### TASK DETAILS
Every line in the listing below that holds the word "title" should be returned.

====

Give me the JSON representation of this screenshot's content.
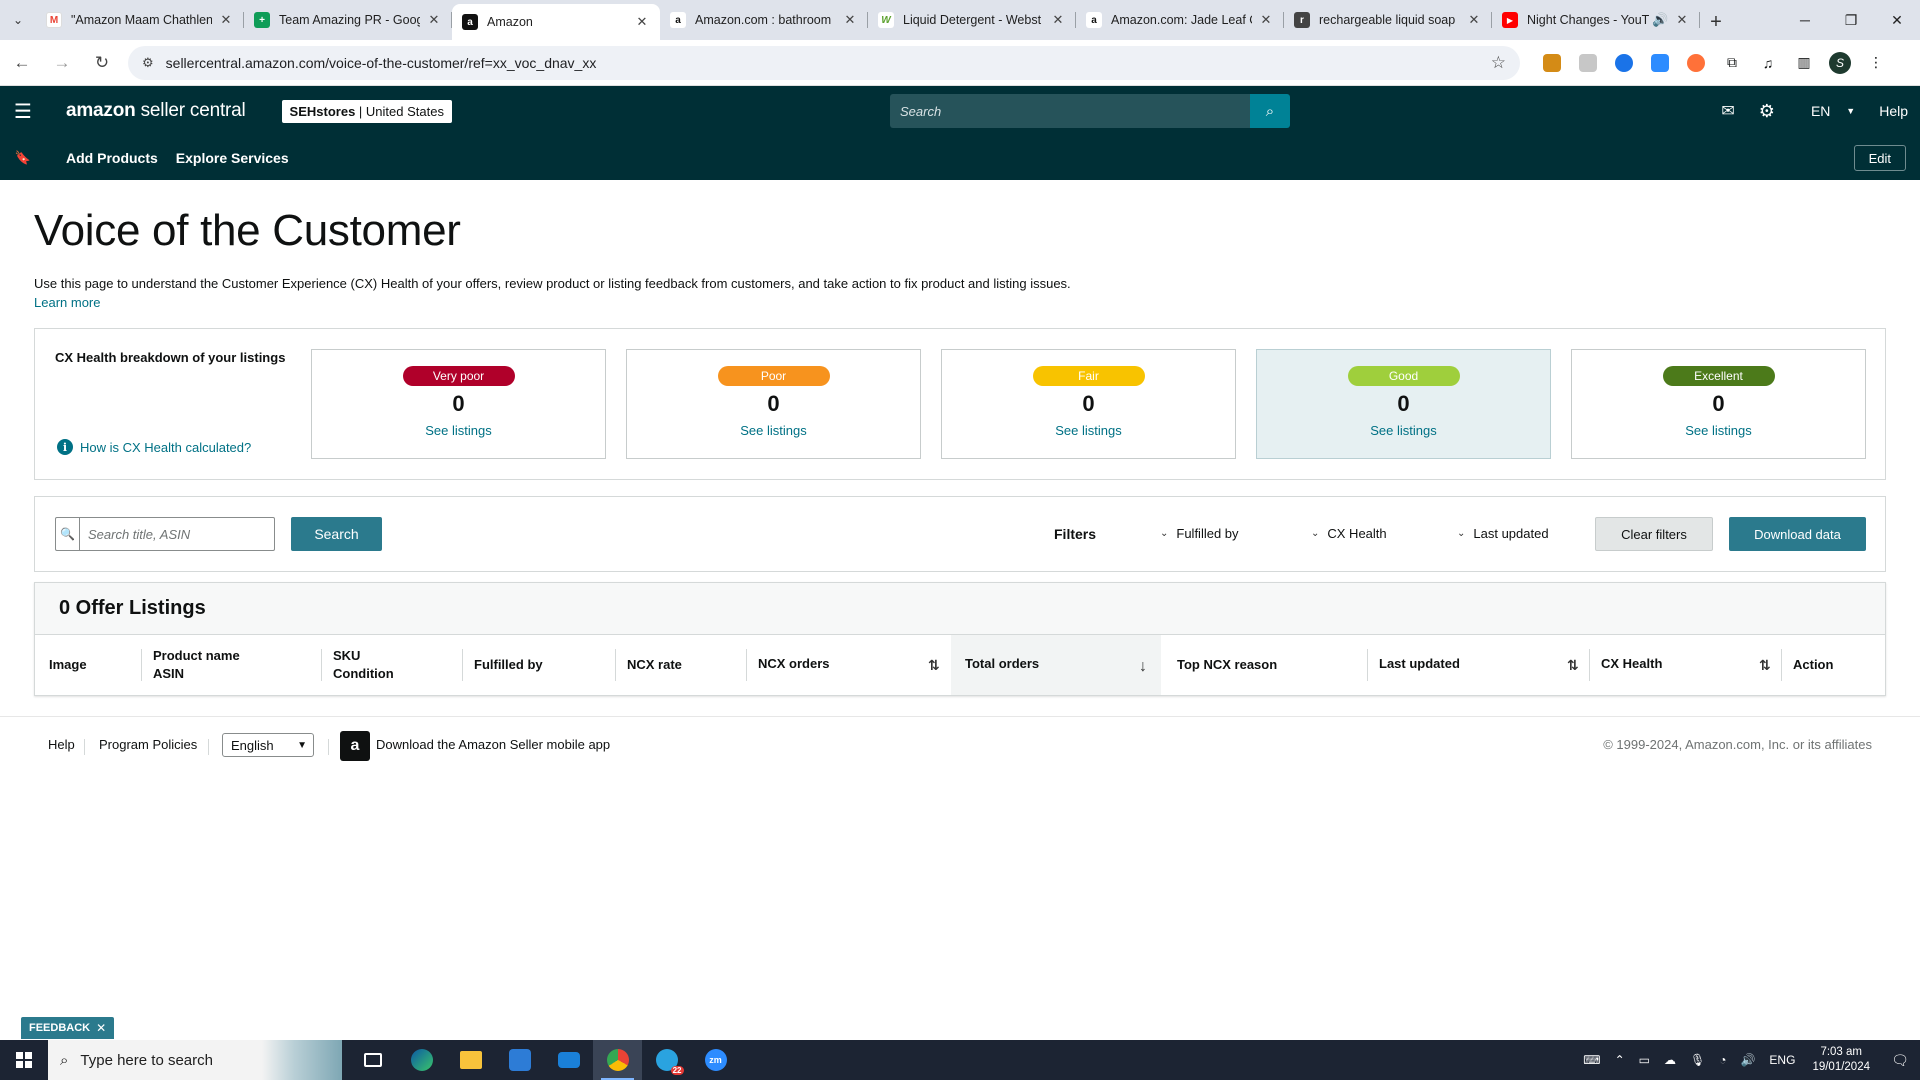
{
  "browser": {
    "tabs": [
      {
        "title": "\"Amazon Maam Chathlen",
        "icon": "gmail-icon",
        "color": "#ea4335",
        "glyph": "M"
      },
      {
        "title": "Team Amazing PR - Goog",
        "icon": "sheets-icon",
        "color": "#0f9d58",
        "glyph": "+"
      },
      {
        "title": "Amazon",
        "icon": "amazon-icon",
        "color": "#111111",
        "glyph": "a"
      },
      {
        "title": "Amazon.com : bathroom",
        "icon": "amazon-icon",
        "color": "#111111",
        "glyph": "a"
      },
      {
        "title": "Liquid Detergent - Webst",
        "icon": "webstaurant-icon",
        "color": "#5aa02c",
        "glyph": "W"
      },
      {
        "title": "Amazon.com: Jade Leaf C",
        "icon": "amazon-icon",
        "color": "#111111",
        "glyph": "a"
      },
      {
        "title": "rechargeable liquid soap",
        "icon": "product-icon",
        "color": "#444444",
        "glyph": "r"
      },
      {
        "title": "Night Changes - YouT",
        "icon": "youtube-icon",
        "color": "#ff0000",
        "glyph": "▶"
      }
    ],
    "active_tab": 2,
    "url": "sellercentral.amazon.com/voice-of-the-customer/ref=xx_voc_dnav_xx",
    "profile_initial": "S"
  },
  "header": {
    "logo_bold": "amazon",
    "logo_rest": " seller central",
    "store_name": "SEHstores",
    "store_region": "United States",
    "search_placeholder": "Search",
    "language": "EN",
    "help": "Help"
  },
  "subnav": {
    "links": [
      "Add Products",
      "Explore Services"
    ],
    "edit_label": "Edit"
  },
  "page": {
    "title": "Voice of the Customer",
    "intro": "Use this page to understand the Customer Experience (CX) Health of your offers, review product or listing feedback from customers, and take action to fix product and listing issues.",
    "learn_more": "Learn more"
  },
  "cx_health": {
    "heading": "CX Health breakdown of your listings",
    "how_link": "How is CX Health calculated?",
    "tiles": [
      {
        "label": "Very poor",
        "count": "0",
        "link": "See listings",
        "pill_bg": "#b0002a",
        "pill_fg": "#ffffff"
      },
      {
        "label": "Poor",
        "count": "0",
        "link": "See listings",
        "pill_bg": "#f7931e",
        "pill_fg": "#ffffff"
      },
      {
        "label": "Fair",
        "count": "0",
        "link": "See listings",
        "pill_bg": "#f8c300",
        "pill_fg": "#ffffff"
      },
      {
        "label": "Good",
        "count": "0",
        "link": "See listings",
        "pill_bg": "#9fcf3c",
        "pill_fg": "#ffffff"
      },
      {
        "label": "Excellent",
        "count": "0",
        "link": "See listings",
        "pill_bg": "#4c7a1a",
        "pill_fg": "#ffffff"
      }
    ]
  },
  "filters": {
    "search_placeholder": "Search title, ASIN",
    "search_button": "Search",
    "label": "Filters",
    "dropdowns": [
      "Fulfilled by",
      "CX Health",
      "Last updated"
    ],
    "clear_button": "Clear filters",
    "download_button": "Download data"
  },
  "offers": {
    "title": "0 Offer Listings",
    "columns": [
      {
        "line1": "Image",
        "line2": ""
      },
      {
        "line1": "Product name",
        "line2": "ASIN"
      },
      {
        "line1": "SKU",
        "line2": "Condition"
      },
      {
        "line1": "Fulfilled by",
        "line2": ""
      },
      {
        "line1": "NCX rate",
        "line2": ""
      },
      {
        "line1": "NCX orders",
        "line2": ""
      },
      {
        "line1": "Total orders",
        "line2": ""
      },
      {
        "line1": "Top NCX reason",
        "line2": ""
      },
      {
        "line1": "Last updated",
        "line2": ""
      },
      {
        "line1": "CX Health",
        "line2": ""
      },
      {
        "line1": "Action",
        "line2": ""
      }
    ]
  },
  "footer": {
    "help": "Help",
    "program_policies": "Program Policies",
    "language_selected": "English",
    "app_text": "Download the Amazon Seller mobile app",
    "copyright": "© 1999-2024, Amazon.com, Inc. or its affiliates"
  },
  "feedback": {
    "label": "FEEDBACK"
  },
  "taskbar": {
    "search_placeholder": "Type here to search",
    "language": "ENG",
    "time": "7:03 am",
    "date": "19/01/2024",
    "badge": "22"
  },
  "colors": {
    "header_bg": "#002f36",
    "teal_button": "#2b7a8d",
    "link": "#007185"
  }
}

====

### EXERCISE RESPONSE
        "title": "\"Amazon Maam Chathlen",
        "title": "Team Amazing PR - Goog",
        "title": "Amazon",
        "title": "Amazon.com : bathroom",
        "title": "Liquid Detergent - Webst",
        "title": "Amazon.com: Jade Leaf C",
        "title": "rechargeable liquid soap",
        "title": "Night Changes - YouT",
    "title": "Voice of the Customer",
    "search_placeholder": "Search title, ASIN",
    "title": "0 Offer Listings",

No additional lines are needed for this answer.